Sealing air leaks around windows and doors can save you energy and money. | Courtesy of Flickr user Alyson Hurt.
Originally posted on Energy.gov
Air leaks can waste a lot of your energy dollars. Whether leaks are letting hot air inside during the warmer months or letting in drafts during the cooler season, one of the quickest energy- and money-saving tasks you can do is caulk, seal and weather strip all cracks and large openings to the outside. Air takes the path of least resistance, so you should aim to seal the big holes first. We've laid out some simple instructions for sealing most of these air leakage pathways -- but if you're sealing heating and cooling ducts, we suggest contacting contractor that's familiar with the different air sealing methods often best done with ductwork.
Most caulking compounds come in disposable cartridges that fit in half-barrel caulking guns (if possible, purchase one with an automatic release). Some pressurized cartridges do not require caulking guns. When deciding how much caulking to purchase, consider that you'll probably need a half-cartridge per window or door and four cartridges for the foundation sill. Caulking compounds can also be found in aerosol cans, squeeze tubes, and ropes for small jobs or special applications -- but usually only lasts a few years. First time using a caulking gun? eHow.com has some great tips.
The average tube of white latex window and door caulk costs approximately $2, with specialty colors and types costing about $10. A caulk gun to help squeeze out the material for application generally range in price from $5 to $20.

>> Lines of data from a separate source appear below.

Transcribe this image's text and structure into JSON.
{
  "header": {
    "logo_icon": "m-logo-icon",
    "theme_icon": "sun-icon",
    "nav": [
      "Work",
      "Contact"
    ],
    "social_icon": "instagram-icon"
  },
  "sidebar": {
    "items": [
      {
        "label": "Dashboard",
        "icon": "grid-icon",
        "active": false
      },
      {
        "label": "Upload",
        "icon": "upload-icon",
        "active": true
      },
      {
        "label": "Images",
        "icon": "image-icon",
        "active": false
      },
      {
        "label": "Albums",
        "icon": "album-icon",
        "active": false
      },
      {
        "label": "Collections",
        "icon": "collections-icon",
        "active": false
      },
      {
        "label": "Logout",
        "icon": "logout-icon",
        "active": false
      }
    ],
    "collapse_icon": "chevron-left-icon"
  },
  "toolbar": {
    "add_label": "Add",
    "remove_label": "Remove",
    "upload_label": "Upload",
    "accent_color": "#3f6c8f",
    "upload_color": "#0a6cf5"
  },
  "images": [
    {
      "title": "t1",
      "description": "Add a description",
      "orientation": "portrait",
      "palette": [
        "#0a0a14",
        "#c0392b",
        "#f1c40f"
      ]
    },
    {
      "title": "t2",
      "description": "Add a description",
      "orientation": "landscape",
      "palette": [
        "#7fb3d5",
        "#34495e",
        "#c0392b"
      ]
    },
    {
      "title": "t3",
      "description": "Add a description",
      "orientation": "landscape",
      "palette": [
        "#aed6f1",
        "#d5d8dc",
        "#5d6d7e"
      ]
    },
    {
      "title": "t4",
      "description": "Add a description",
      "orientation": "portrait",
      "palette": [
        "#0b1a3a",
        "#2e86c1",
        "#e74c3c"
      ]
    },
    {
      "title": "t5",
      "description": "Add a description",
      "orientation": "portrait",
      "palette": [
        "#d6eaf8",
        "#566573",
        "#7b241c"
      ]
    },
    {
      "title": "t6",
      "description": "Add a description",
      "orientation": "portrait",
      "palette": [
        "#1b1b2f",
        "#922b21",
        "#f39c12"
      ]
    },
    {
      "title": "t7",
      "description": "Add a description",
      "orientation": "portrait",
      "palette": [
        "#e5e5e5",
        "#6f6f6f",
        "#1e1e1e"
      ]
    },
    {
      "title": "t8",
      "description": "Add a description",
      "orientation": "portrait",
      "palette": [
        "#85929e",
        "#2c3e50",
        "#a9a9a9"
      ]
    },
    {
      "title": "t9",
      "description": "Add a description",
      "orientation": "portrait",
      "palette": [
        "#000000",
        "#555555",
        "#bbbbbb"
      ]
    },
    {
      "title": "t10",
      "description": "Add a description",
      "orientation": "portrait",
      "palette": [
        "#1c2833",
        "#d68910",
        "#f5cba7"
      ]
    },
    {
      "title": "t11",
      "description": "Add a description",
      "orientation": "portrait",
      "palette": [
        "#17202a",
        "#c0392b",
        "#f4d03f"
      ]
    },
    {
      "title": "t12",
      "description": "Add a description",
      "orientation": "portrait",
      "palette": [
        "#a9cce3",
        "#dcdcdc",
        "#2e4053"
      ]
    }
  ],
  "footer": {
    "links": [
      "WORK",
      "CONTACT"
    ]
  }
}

Sources: "How to Caulk Your Windows", Tyler Elliott, Residential Construction Consultant for eHow.com; "How to Weatherize Your Home with Silicone Caulk", Gary Dymski, Lowe's Home Improvement Expert & Spokesperson.